The plaintiff claimed the arbitration agreement’s cost-sharing provision and absence of fee-shifting rendered it substantively unconscionable.

Cost Sharing Provision

Under Texas and Illinois law, a party seeking to invalidate an arbitration agreement on the ground that arbitration is prohibitively expensive must provide individualized evidence to show it will likely be saddled with excessive costs during the course of the arbitration and is financially incapable of meeting those costs.  The fact that sharing arbitration costs might cut in to a plaintiff’s recovery isn’t enough: without specific evidence that clearly demonstrates arbitration is cost-prohibitive, a court will not strike down an arbitration cost-sharing provision as substantively unconscionable.  Since plaintiff failed to offer competent evidence that he was unable to shoulder half of the arbitration costs, his substantive unconscionability argument failed

Fee-Shifting Waiver

The plaintiff’s fee-shifting waiver argument fared better.  Plaintiff asserted  then argued that the arbitration agreement’s provision that each side pays their own fees deprived Plaintiff of his rights under the IWPCA (see above) which, among other things, allows a successful plaintiff to recover her attorneys’ fees. 820 ILCS 115/14.

The Court noted that contractual provisions against fee-shifting are not per se unconscionable and that the party challenging such a term must demonstrate concrete economic harm if it has to pay its own lawyer fees.  The court also noted that both Illinois and Texas courts look favorably on arbitration and that arbitration fee-shifting waivers are unconscionable only when they contradict a statute’s mandatory fee-shifting rights and the statute is central to the arbitrated dispute.

The court analogized the IWPCA to other states’ fee-shifting statutes and found the IWPCA’s attorneys’ fees section integral to the statute’s aim of protecting workers from getting stiffed by their employers.  The court then observed that IWPCA’s attorney’s fees provision encouraged non-breaching employees to pursue their rights against employers.  In view of the importance of the IWPCA’s attorneys’ fees provision, the Court ruled that the arbitration clause’s fee-shifting waiver clashed materially with the IWPCA and was substantively unconscionable.

However, since the arbitration agreement contained a severability clause (i.e. any provisions that were void, could be excised from the arbitration contract), the Court severed the fee-shifting waiver term and enforced the balance of the arbitration agreement.  As a result, plaintiff must still arbitrate against his ex-employer in Texas (and cannot litigate in Illinois).

Afterwords:

This case lies at the confluence of freedom of contract, the strong judicial policy favoring arbitration and when an arbitration clause conflicts with statutory fee-shifting language.  The court nullified the arbitration provision requiring each side to pay its own fees since that term clashed directly with opposing language in the Illinois Wage Payment and Collection Act.  Still, the court enforced the parties’ arbitration agreement – minus the fee provision.

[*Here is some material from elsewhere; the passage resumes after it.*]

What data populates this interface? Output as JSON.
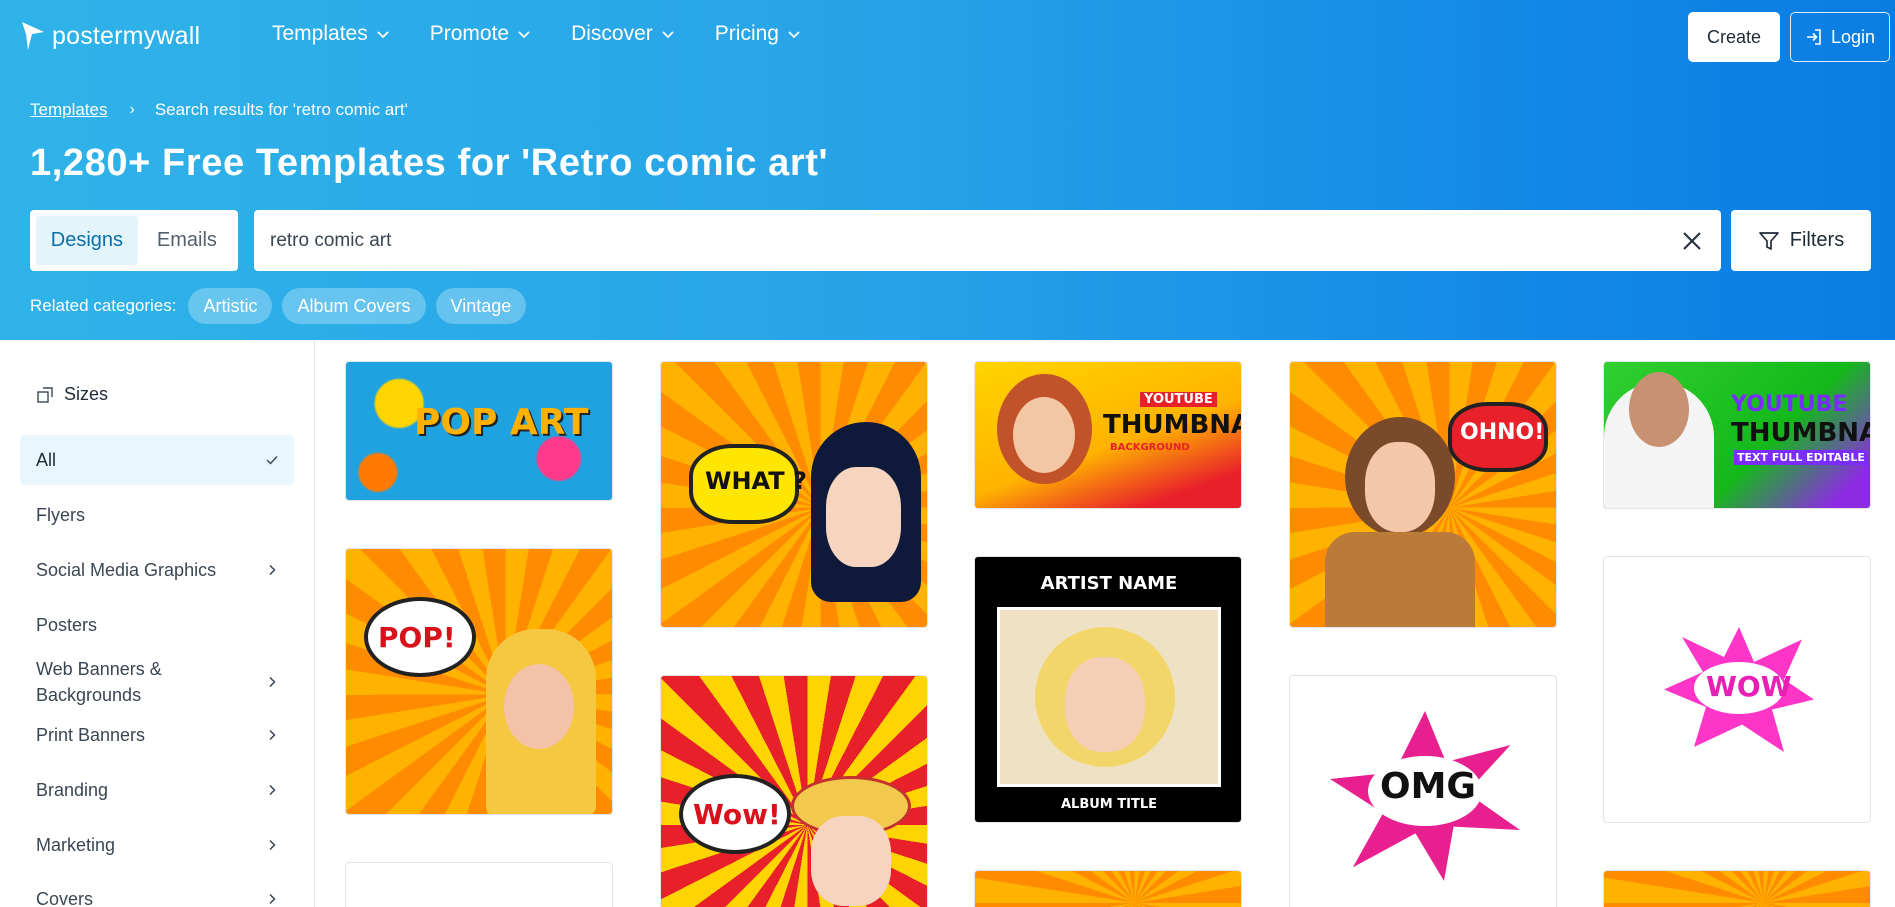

The case also provides a useful synopsis of venue-based motions to dismiss in Federal court.